A couple of hours later an Albacore from one of the carriers spotted us. Destroyer HMS Petard (brand new) picked us up and at 42 knots we were in Colombo harbour for lunch. On arrival at the airport (Ratamalana) I was invited to the Officers' Mess. My commission had come through. Maybe we should have ditched a third time. I might have made CAS !

27th December 2013, 17:42
Hi Hugh,

No.22 Sqn
Beaufort Ia

Op: Shipping Escort, RAF Santa Cruz, Time Up 16:15 hrs

Sgt A R Hawkshaw RCAF (listed as R/96063 - Ross)
F/O H W Pawsey
Sgt H D Perry
Sgt N Brick

The crew was trying to locate the ship when the starboard engine cut and the Beaufort was ditched off Santa Cruz, India, without jettisoning fuel or depth charges. The aircraft was ditched into the sun and so was held off resulting in a very heavy ditching, buckling the port wing and preventing the dinghy being released. The crew hung onto a floating main wheel until they were picked up by a fishing boat some 24 hours later.


No.22 Sqd
Beaufort Ia

Training, RAF Vavuniya, Time Up 05:00 hrs

W/O A R Hawkshaw RCAF
P/O W E Martin
F/Sgt F D Perry
F/Sgt W Brick
F/O L C Carroll

Took off for an ALT exercise but ditched at 07:15 hrs after port engine failure at 2,000 feet 138 miles west of Galle, Ceylon. All picked up safe and well from their dinghy by HMS Patard.
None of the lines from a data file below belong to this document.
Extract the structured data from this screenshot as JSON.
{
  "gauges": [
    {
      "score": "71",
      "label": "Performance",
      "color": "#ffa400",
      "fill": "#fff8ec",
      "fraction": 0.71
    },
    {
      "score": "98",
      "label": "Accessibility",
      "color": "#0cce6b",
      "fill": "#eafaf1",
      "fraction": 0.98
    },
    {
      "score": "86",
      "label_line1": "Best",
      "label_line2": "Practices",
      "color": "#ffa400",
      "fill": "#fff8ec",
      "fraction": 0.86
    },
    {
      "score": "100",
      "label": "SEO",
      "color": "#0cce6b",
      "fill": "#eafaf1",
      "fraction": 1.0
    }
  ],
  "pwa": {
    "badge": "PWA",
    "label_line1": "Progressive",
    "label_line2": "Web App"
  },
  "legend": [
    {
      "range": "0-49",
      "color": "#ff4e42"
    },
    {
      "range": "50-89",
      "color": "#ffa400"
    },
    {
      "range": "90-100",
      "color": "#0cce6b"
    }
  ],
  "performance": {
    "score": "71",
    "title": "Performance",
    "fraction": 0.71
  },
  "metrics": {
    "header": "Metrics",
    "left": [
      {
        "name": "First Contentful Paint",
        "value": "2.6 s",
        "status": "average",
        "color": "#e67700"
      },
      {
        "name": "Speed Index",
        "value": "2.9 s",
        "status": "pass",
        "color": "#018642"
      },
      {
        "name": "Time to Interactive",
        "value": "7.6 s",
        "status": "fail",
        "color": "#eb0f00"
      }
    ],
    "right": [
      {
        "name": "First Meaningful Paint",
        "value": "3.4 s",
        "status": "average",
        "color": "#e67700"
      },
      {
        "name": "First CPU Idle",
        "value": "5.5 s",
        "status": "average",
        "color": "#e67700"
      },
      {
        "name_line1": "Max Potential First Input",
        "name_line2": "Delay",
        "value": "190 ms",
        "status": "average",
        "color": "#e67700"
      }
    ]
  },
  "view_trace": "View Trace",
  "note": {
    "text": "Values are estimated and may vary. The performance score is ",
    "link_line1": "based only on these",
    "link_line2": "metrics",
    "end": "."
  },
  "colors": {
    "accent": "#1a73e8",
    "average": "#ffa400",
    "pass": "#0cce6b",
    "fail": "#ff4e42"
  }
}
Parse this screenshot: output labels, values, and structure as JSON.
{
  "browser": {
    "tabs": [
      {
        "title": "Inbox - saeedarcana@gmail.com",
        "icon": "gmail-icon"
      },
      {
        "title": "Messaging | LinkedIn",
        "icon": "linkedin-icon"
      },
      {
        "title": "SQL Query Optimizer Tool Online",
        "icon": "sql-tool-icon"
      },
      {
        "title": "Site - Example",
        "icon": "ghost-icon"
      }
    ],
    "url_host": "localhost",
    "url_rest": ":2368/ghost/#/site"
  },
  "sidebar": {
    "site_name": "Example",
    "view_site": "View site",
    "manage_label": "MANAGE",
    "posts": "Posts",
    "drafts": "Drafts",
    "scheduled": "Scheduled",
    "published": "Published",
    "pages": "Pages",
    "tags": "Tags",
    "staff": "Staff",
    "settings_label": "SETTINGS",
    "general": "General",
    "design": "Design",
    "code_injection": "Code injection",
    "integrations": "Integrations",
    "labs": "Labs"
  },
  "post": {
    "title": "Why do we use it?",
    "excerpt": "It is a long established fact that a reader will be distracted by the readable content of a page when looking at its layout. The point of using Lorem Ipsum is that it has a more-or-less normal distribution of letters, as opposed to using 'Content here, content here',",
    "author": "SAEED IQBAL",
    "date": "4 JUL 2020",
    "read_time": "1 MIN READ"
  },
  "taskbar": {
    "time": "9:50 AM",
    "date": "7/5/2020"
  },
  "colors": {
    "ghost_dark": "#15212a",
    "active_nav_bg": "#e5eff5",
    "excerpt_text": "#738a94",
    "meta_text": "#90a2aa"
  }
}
28th December 2013, 13:25
Many thanks, Ross. I note there is a conflict as to the precise January 1944 date but assume for the moment that the Burma Star entry was from recollections whereas your date was ORB-based.